Female frogs literally can't hear half the things that male frogs say

China's concave-eared frogs are one of two amphibians that use ultrasonic frequencies to communicate. There's only one small problem: the males and the females have evolved along such vastly separate lines that females are completely deaf to the males' ultrasonic cries.

Various mammals, including rodents, bats, and marine animals like dolphins and whales, use ultrasonic frequencies to sidestep their noisy surroundings. Ultrasonic frequencies are just beyond are own hearing range, but they can be very useful for animals that live in perpetually noisy environment. We now know that two frog species - the concave-eared frogs of China and the awesomely named hole-in-the-head frogs of Borneo - have developed the ability to call out in ultrasonic frequencies.

But this particular adaptation might just be too completely out of sync with the rest of the concave-eared frogs' evolutionary history to be of much use. Researchers at the Chinese Academy of Science took female members of the species and placed them in a darkened room. When they played recordings of males making calls in regular sonic frequencies, the females responded immediately. However, when ultrasonic chirps were played, the females remained completely motionless.

What's more, analysis of their brain activity showed no response whatsoever to the chirps, so it's not that the females were simply ignoring them. They were actually completely deaf to the calls. It's particularly weird because the females are still able to call out in ultrasonic frequencies - they just can't hear what they're saying. As you might imagine, that's extreme unusual.

So what's going on? The answer probably lies in the high levels of sexual dimorphism in the species. These frogs are called concave-eared because they have very thin eardrums that are sunken into their ears. This arrangement allows them to hear ultrasonic frequencies. But the females have very different eardrums, which are much thicker and closer to the surface of the skin, which is probably what deafens them to the ultrasonic sounds.

The researchers believe that no other species possesses this particular sexual dimorphism. The frogs probably evolved their different ears due to their particular surroundings. The males live around a noisy stream, which is what forced them to develop ultrasonic communication in the first place. But the females live in much quieter areas, like caves or trees, and it's only when it's time to reproduce that they leave in search of males.

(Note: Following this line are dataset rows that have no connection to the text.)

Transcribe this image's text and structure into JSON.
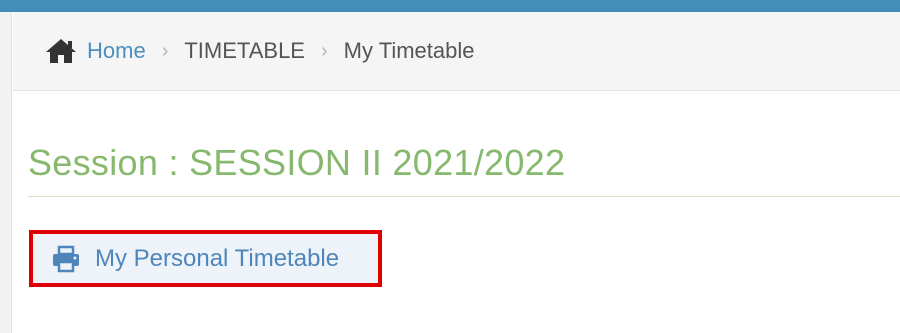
{
  "breadcrumb": {
    "home_icon": "home-icon",
    "items": [
      {
        "label": "Home"
      },
      {
        "label": "TIMETABLE"
      },
      {
        "label": "My Timetable"
      }
    ],
    "separator": "›"
  },
  "page_header": {
    "title": "Session : SESSION II 2021/2022"
  },
  "actions": {
    "personal_timetable_label": "My Personal Timetable",
    "personal_timetable_icon": "print-icon"
  },
  "colors": {
    "top_bar": "#438eb9",
    "link": "#4c8fbd",
    "title": "#86b86e",
    "highlight_border": "#e00000"
  }
}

During the rest of the females' life, there's no need for ultrasonic communication, which is apparently why they haven't developed the ability to hear those frequencies. It's a fascinating lesson in the complexities of evolution - while the evolutionary advantage for ultrasonic communication in males was strong enough that females now possess the ability to make those calls, apparently the ability to hear it didn't matter as much. If you feel like reading all this as some sort of analogy for human gender relations...well, I don't think there's any possible way that I could stop you.

Nature Communications via Discoblog.